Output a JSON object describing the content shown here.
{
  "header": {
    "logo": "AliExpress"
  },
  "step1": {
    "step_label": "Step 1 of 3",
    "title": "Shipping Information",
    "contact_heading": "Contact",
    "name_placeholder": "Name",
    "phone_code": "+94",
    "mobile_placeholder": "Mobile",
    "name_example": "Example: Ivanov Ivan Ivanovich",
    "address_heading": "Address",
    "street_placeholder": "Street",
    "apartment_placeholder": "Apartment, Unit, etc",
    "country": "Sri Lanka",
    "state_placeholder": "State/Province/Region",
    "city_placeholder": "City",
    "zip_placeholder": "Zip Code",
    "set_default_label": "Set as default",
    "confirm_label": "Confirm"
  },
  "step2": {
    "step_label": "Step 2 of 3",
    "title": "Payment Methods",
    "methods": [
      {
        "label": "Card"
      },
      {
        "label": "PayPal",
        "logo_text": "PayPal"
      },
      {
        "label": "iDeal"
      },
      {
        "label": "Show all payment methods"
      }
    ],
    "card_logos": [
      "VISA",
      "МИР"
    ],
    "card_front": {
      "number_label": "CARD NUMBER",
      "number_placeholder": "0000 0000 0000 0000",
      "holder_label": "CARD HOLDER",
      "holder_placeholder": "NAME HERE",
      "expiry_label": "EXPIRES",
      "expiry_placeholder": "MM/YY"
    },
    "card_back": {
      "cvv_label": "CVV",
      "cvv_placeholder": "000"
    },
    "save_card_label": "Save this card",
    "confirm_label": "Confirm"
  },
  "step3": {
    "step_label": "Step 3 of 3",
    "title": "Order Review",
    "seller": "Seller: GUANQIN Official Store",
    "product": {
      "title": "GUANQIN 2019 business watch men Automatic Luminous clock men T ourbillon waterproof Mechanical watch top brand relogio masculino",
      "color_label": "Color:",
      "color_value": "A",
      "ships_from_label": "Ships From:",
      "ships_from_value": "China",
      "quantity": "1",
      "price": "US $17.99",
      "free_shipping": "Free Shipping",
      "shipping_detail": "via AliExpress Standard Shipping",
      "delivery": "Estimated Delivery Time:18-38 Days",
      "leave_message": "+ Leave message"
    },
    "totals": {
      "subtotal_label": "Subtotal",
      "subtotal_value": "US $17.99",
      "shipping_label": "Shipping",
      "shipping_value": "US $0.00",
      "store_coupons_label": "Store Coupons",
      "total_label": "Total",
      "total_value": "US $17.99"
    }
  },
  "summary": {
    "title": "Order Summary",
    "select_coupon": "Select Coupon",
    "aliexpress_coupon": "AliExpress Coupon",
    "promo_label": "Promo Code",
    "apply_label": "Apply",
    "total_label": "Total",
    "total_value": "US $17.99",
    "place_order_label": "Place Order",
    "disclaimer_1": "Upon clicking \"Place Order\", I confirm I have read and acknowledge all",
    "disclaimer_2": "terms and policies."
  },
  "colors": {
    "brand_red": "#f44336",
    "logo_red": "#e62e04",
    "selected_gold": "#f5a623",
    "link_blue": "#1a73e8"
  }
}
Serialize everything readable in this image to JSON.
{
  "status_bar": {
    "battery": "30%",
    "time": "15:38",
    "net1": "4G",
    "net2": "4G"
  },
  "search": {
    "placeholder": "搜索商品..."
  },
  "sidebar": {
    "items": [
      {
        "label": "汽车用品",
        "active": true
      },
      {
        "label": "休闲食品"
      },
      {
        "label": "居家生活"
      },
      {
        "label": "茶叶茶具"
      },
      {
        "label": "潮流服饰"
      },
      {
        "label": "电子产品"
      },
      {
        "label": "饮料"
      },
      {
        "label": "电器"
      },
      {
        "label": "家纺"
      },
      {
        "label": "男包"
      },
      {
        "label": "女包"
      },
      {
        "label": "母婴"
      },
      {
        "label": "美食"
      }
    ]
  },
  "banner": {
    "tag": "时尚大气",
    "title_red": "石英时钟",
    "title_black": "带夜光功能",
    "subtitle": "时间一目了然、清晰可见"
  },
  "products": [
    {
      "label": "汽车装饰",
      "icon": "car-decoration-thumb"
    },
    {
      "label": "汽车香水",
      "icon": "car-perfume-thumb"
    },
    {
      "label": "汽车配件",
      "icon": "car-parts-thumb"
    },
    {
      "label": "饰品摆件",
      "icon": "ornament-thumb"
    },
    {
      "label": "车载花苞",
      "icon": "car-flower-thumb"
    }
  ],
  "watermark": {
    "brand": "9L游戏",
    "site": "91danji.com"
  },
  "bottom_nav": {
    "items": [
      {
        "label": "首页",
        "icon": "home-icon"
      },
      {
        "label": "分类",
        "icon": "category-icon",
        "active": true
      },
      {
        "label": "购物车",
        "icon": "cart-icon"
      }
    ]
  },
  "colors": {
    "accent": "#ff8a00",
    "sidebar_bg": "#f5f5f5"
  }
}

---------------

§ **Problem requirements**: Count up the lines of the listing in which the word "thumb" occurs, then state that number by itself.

§ **Result of this task**: 5